Two institutions on the spot — the Independent Electoral and Boundaries Commission and the Supreme Court — are critical to Kenya’s development and how they discharge their mandate influences economic prosperity and social stability.
But the emerging public perception is how weak the IEBC and the Supreme Court are — not just in discharging their responsibilities but, more so, absorbing shocks from political attacks and possible manipulation.
They have failed to effectively respond to vicious attacks by Jubilee Party and the National Super Alliance, leaving the country at the mercy of an induced political crisis that has significantly eroded business confidence and stalled policy making for the future.
The tragedy is that the public perception about the two institutions is being driven by the political elite, who are sharply divided on the integrity of IEBC, which declared President Uhuru Kenyatta the winner, and the Supreme Court, which nullified the victory and ordered a fresh poll, handing Nasa’s candidate Raila Odinga another chance at the ballot.
Economic and social fundamentals don’t seem to feature in the political schemes, which have little respect for established order.
Public schools can be shut and millions of pupils sent home or national examinations postponed to give the political elite the space and latitude to sort out their differences.

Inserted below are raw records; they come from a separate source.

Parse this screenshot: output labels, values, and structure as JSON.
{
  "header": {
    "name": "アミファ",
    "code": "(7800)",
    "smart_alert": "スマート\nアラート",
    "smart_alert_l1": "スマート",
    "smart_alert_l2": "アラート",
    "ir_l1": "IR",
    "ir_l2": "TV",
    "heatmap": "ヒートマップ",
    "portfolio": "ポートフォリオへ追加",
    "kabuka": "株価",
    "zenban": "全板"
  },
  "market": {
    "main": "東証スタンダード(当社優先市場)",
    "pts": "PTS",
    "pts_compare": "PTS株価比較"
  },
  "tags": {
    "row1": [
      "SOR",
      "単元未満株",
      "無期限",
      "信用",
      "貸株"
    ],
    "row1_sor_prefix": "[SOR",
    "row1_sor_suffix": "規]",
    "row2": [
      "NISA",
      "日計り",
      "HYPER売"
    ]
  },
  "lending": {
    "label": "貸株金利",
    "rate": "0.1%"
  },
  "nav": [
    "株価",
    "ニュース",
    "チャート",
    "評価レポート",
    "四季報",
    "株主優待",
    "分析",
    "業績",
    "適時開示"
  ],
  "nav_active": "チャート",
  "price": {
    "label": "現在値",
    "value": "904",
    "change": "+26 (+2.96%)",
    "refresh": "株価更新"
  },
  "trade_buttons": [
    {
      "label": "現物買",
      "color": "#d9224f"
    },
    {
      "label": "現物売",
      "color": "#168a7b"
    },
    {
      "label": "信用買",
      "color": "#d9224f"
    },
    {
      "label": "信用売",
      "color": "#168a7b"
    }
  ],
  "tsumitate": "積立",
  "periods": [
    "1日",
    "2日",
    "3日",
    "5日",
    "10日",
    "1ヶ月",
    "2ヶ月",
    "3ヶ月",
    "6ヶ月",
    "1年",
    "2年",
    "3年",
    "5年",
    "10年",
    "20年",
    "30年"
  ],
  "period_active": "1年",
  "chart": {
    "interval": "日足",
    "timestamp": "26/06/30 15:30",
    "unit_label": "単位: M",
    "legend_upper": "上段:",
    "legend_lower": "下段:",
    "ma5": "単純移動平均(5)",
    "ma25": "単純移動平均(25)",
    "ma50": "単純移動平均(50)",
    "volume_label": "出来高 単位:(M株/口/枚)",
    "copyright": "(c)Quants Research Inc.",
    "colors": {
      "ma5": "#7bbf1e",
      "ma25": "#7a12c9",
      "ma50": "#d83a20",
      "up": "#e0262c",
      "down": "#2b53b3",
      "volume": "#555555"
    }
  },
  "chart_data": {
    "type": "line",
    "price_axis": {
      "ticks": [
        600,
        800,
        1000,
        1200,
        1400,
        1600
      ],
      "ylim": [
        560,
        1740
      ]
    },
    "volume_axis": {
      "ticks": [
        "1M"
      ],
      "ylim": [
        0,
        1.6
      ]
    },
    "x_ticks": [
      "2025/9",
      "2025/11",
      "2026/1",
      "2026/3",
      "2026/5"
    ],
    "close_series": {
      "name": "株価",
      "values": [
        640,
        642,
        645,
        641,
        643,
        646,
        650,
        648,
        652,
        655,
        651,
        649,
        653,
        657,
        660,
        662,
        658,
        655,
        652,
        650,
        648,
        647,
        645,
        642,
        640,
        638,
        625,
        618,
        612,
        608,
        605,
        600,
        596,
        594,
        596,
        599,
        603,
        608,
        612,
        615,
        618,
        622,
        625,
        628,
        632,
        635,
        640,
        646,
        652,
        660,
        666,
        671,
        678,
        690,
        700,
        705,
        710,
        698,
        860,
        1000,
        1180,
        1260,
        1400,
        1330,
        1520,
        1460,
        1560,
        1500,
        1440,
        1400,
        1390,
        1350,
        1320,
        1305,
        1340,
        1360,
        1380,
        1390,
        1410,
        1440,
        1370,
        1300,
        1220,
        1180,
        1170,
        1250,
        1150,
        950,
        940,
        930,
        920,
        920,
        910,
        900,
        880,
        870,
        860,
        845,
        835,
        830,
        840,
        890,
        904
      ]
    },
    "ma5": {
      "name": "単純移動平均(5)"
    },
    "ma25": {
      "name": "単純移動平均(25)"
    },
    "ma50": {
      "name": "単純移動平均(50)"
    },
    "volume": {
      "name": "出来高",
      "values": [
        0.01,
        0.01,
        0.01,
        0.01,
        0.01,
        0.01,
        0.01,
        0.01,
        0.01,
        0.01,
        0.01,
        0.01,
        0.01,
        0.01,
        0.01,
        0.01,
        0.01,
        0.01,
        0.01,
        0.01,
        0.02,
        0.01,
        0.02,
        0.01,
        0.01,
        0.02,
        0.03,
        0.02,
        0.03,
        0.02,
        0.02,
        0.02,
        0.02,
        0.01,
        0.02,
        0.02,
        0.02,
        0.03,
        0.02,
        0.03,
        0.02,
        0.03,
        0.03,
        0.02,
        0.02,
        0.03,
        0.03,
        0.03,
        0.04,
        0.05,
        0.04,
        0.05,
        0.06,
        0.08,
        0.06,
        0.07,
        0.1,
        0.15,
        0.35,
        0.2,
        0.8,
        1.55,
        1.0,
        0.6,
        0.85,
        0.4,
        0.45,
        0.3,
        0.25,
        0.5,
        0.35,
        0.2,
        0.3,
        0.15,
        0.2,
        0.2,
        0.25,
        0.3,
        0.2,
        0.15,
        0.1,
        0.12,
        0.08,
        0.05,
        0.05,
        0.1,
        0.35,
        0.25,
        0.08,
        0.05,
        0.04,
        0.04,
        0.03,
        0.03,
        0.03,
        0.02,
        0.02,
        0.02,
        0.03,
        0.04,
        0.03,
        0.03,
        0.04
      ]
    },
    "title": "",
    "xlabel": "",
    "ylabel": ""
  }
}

The IEBC is a product of long, painful electoral reforms that came at a massive public cost in terms of time, energy and resources. But despite significant progress — particularly in voter registration, identification and voting — a lot more needs to be done to establish a widely accepted electoral system.
Similarly, the Judiciary, which underwent long periods of upheavals linked to miscarriage of justice, has focused on improving the efficiency of the courts by reducing case delays, fighting corruption and increasing transparency of the court processes and decisions.
These reforms have focused more intensely on structural systems and processes of the IEBC and the Supreme Court but less on the human factor that drives, controls and directs the systems and processes.
It is the human spirit that is widely considered to have contributed to the internal crisis of confidence threatening the stability of the two. It has so sharply divided their leadership that factions are clearly emerging.
This is a manifestation of the deep divisions and power struggles that have been simmering for a long time and finally exploded.
The long-term impact of this is that these vital bodies will no longer be viewed as independent, fair and just mediators. The internal conflicts are likely to further dent their public image and credibility, rendering them less effective.
They risk becoming more vulnerable by their decisions being widely questioned and criticised.
The road to sustainable reform that responds to the needs of the people starts with the integrity of the heads — IEBC chairman Wafula Chebukati and Chief Justice David Maraga, president of the Supreme Court.
They can only be seen to be impartial if they lead by example and ensure the integrity of the staff they lead is beyond reproach.
Reforms can only lead to better public service if the entire human structure is committed, in deed and spirit, to the ideals of resolving electoral disputes fairly and free of influence from political brokers and vested business interests.
Their ultimate concern and responsibility should be to ensure the supreme will of the people is upheld at the ballot or in court.
Mr Warutere is a director of Mashariki Communications Ltd. [email protected]